It’s not like Xander [Bogaerts] and I sit around talking about which one of us will get called up to play third base. We don’t discuss those things. He’s 20 years old. He’s not going to be 21 until October. He’s going to be a big-leaguer for a long time whether it’s third base, shortstop or wherever they put him he’s going to be a good player, that’s just his mentality. Like DiSar said the other day, that Xander would play on the moon. If we said we’re taking a trip to the moon to play baseball, he wouldn’t question you one time. He’d just say, “Alright, let’s go,” and be the first one on the bus. He’s just a kid, that’s all he is. He’s a kid with an extraordinary ability to play baseball.

Some of my Pawtucket pitching teammates that you’ve seen lately up in Boston are Rubby De La Rosa, Brandon Workman and Drake Britton. Rubby is a good pitcher. He’s got some of the best stuff I’ve seen. His fastball is between 93 to 97 mph. A good sinker, a really good changeup that he uses not only against lefties but against righties as well. His ability to change speed and throw strikes is really going to help him out a lot. Brandon Workman, what a powerful presence on the mound. He’s a big guy who throws hard and changes speed. The biggest thing is he throws strikes. He’s a guy you could start and he’d give you a good six or seven good innings or you can put him in the pen and he’ll give you a really good one or two. He’s a really versatile guy who will do anything to help the team win.

Drake is another guy who has a really good presence on the mound and who has really good stuff. He’s a lefty, which is really good for our pen. Any bullpen that can have a good left-handed power arm is important. He’s been up and throwing strikes. He’s had a long road through the minor leagues. He was in my draft class in `07 and he had Tommy John and struggled coming off the surgery to throw strikes. It’s hard to really get that feel back. Now he’s gotten it back and gained even more and it couldn’t happen to a better guy.
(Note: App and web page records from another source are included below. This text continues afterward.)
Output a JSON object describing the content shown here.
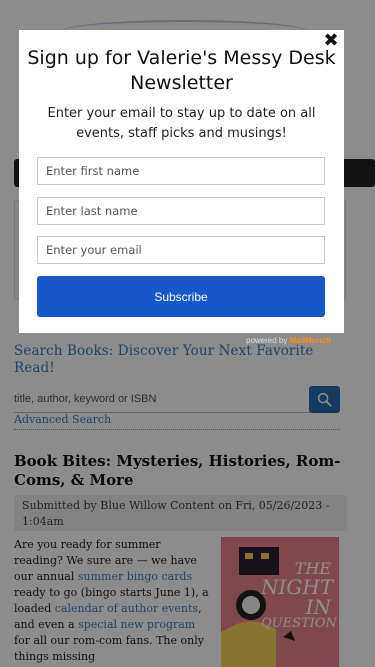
{
  "modal": {
    "title": "Sign up for Valerie's Messy Desk Newsletter",
    "description": "Enter your email to stay up to date on all events, staff picks and musings!",
    "first_name_placeholder": "Enter first name",
    "last_name_placeholder": "Enter last name",
    "email_placeholder": "Enter your email",
    "subscribe_label": "Subscribe",
    "close_glyph": "✖",
    "powered_by": "powered by",
    "powered_brand": "MailMunch"
  },
  "search": {
    "title": "Search Books: Discover Your Next Favorite Read!",
    "placeholder": "title, author, keyword or ISBN",
    "advanced": "Advanced Search",
    "button_icon": "search-icon"
  },
  "article": {
    "title": "Book Bites: Mysteries, Histories, Rom-Coms, & More",
    "submitted": "Submitted by Blue Willow Content on Fri, 05/26/2023 - 1:04am",
    "body": {
      "p1": "Are you ready for summer reading? We sure are — we have our annual ",
      "link1": "summer bingo cards",
      "p2": " ready to go (bingo starts June 1), a loaded ",
      "link2": "calendar of author events",
      "p3": ", and even a ",
      "link3": "special new program",
      "p4": " for all our rom-com fans. The only things missing"
    },
    "book_cover": {
      "title_line1": "THE",
      "title_line2": "NIGHT",
      "title_line3": "IN",
      "title_line4": "QUESTION"
    }
  },
  "colors": {
    "accent": "#3a7fc1",
    "button": "#1658c9",
    "brand": "#ff8c1a"
  }
}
I’ve been watching what’s been happening up in Boston. I’ve seen the walk-offs the last couple of nights. That’s the mentality of that team in that they’ll work hard and do anything they can to win. You can never give up on this team. I also saw Dustin Pedroia got a nice contract extension. I admire everything about Pedy: his work ethic and the teammate he is. He’s helped me out. He helps everyone out. He’s a real upbeat guy at the field, which is something you need. You go up there every day and do the same thing for six or seven months. To have a teammate like him who is constantly there working hard is something to admire. He’s made plenty of money and knows he’s set for life. He could easily cash in and be fine, but that’s not his mentality. He would play for 10 bucks a day honestly.

Something I enjoyed recently was during the All-Star break, I had the most relaxing time. I have friends whose parents have a place in Westport, Mass. It was me, my sister and a couple of my friends back home. We went out and stayed a couple of nights. I turned my phone off and got away from everything. It couldn’t have been better. I just relaxed and had a good time with some good people. Speaking of my sister, she was a ballgirl with the Red Sox while she was working in Boston but she just accepted an offer to be the pitching coach at the University of Buffalo. At 22 years old, how great for her to not even be a graduate assistant but to get her own coaching job at a Division I school. She’s very excited about that and we’re really looking forward to it.

Finally, as for me, I just want to be the player that everyone has seen. When I can get my body back to normal, I feel like everything will fall into place. It’s not an excuse because there have been plenty of other factors, like my approach at the plate, that snowballed on me. I just want to get back and help us win a World Series.